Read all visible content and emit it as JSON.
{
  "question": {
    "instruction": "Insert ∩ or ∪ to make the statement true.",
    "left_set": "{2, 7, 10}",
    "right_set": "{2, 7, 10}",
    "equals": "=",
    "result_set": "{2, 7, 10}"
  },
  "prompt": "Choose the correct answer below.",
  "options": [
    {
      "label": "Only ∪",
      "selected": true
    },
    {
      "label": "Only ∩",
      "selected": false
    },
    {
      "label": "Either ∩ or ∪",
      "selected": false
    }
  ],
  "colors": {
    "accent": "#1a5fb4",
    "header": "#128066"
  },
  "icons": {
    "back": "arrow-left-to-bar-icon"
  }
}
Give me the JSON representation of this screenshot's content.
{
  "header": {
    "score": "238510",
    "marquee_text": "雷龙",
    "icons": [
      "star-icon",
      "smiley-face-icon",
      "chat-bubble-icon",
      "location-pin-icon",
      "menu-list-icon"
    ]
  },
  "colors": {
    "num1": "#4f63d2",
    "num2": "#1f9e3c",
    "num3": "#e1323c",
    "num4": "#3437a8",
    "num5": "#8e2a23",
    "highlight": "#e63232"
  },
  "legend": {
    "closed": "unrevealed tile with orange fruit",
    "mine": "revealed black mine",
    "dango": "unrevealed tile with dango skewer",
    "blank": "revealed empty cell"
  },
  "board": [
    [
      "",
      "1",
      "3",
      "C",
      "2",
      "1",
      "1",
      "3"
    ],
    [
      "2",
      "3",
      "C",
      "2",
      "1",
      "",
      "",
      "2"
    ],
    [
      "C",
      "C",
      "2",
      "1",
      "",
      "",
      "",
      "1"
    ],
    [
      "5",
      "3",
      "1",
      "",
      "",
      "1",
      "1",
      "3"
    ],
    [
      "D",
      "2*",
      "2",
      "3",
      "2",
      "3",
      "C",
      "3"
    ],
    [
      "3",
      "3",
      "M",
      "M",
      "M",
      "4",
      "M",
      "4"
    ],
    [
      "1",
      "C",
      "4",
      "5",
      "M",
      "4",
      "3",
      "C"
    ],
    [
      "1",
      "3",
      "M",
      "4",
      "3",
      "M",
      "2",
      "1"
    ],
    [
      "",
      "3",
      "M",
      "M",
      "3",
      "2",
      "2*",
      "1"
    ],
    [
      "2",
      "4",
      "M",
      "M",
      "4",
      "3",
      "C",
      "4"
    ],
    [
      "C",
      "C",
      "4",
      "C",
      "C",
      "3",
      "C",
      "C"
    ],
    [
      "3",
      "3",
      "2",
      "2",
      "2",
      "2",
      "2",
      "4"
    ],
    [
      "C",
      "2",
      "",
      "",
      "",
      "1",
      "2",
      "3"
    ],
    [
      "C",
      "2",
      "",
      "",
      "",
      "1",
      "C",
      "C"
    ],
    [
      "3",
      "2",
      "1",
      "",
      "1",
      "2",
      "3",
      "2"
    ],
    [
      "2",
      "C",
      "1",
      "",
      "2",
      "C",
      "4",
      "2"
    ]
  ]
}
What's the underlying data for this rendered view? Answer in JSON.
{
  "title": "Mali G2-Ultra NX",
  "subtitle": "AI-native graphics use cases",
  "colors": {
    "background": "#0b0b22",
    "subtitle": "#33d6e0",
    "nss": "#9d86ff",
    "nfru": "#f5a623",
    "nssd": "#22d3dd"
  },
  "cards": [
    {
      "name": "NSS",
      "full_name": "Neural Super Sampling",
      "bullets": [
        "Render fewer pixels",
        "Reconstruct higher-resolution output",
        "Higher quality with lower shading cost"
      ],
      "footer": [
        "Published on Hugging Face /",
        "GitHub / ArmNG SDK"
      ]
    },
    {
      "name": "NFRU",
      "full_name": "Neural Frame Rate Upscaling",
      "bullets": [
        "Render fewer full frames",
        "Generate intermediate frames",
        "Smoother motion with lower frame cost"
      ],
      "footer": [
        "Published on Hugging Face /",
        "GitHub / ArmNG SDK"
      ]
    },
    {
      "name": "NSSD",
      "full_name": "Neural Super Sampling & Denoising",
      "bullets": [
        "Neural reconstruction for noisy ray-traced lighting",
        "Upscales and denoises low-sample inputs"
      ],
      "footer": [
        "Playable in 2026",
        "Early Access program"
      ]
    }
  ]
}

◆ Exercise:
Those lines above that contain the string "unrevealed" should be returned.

◆ Result:
    "closed": "unrevealed tile with orange fruit",
    "dango": "unrevealed tile with dango skewer",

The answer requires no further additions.